■ WORK TO COMPLETE
When you write out the entries, keep every line exactly as it appears.

================

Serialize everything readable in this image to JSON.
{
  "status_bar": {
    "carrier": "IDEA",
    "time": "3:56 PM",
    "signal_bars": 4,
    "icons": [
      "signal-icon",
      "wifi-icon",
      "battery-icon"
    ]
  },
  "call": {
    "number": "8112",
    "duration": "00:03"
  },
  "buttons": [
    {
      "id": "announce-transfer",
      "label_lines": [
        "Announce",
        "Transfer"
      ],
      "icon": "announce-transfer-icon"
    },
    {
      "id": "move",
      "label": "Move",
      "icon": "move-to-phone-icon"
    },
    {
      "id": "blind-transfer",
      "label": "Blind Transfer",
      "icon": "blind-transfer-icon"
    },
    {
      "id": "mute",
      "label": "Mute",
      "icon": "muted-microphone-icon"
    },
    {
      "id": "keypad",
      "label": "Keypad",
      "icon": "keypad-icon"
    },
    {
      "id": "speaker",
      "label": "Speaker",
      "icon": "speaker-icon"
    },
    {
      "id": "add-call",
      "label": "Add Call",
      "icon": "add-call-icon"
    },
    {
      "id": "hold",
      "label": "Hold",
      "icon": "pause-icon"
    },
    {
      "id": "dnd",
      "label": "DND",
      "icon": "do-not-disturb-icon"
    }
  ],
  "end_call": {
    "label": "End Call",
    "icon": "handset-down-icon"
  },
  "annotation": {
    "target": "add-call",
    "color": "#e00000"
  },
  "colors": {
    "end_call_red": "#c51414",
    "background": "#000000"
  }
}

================

■ RESULT BELOW
Serialize everything readable in this image to JSON.
{
  "status_bar": {
    "carrier": "IDEA",
    "time": "3:56 PM",
    "signal_bars": 4,
    "icons": [
      "signal-icon",
      "wifi-icon",
      "battery-icon"
    ]
  },
  "call": {
    "number": "8112",
    "duration": "00:03"
  },
  "buttons": [
    {
      "id": "announce-transfer",
      "label_lines": [
        "Announce",
        "Transfer"
      ],
      "icon": "announce-transfer-icon"
    },
    {
      "id": "move",
      "label": "Move",
      "icon": "move-to-phone-icon"
    },
    {
      "id": "blind-transfer",
      "label": "Blind Transfer",
      "icon": "blind-transfer-icon"
    },
    {
      "id": "mute",
      "label": "Mute",
      "icon": "muted-microphone-icon"
    },
    {
      "id": "keypad",
      "label": "Keypad",
      "icon": "keypad-icon"
    },
    {
      "id": "speaker",
      "label": "Speaker",
      "icon": "speaker-icon"
    },
    {
      "id": "add-call",
      "label": "Add Call",
      "icon": "add-call-icon"
    },
    {
      "id": "hold",
      "label": "Hold",
      "icon": "pause-icon"
    },
    {
      "id": "dnd",
      "label": "DND",
      "icon": "do-not-disturb-icon"
    }
  ],
  "end_call": {
    "label": "End Call",
    "icon": "handset-down-icon"
  },
  "annotation": {
    "target": "add-call",
    "color": "#e00000"
  },
  "colors": {
    "end_call_red": "#c51414",
    "background": "#000000"
  }
}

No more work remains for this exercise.